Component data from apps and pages
——

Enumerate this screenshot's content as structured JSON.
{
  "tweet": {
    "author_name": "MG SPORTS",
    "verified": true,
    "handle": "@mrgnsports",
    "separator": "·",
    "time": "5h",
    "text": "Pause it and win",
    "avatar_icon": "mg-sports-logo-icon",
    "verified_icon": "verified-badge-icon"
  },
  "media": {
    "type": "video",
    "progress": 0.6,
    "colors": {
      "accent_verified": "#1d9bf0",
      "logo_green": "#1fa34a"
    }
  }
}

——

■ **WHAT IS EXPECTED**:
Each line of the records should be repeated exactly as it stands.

■ **ANSWER BOX**:
Enumerate this screenshot's content as structured JSON.
{
  "tweet": {
    "author_name": "MG SPORTS",
    "verified": true,
    "handle": "@mrgnsports",
    "separator": "·",
    "time": "5h",
    "text": "Pause it and win",
    "avatar_icon": "mg-sports-logo-icon",
    "verified_icon": "verified-badge-icon"
  },
  "media": {
    "type": "video",
    "progress": 0.6,
    "colors": {
      "accent_verified": "#1d9bf0",
      "logo_green": "#1fa34a"
    }
  }
}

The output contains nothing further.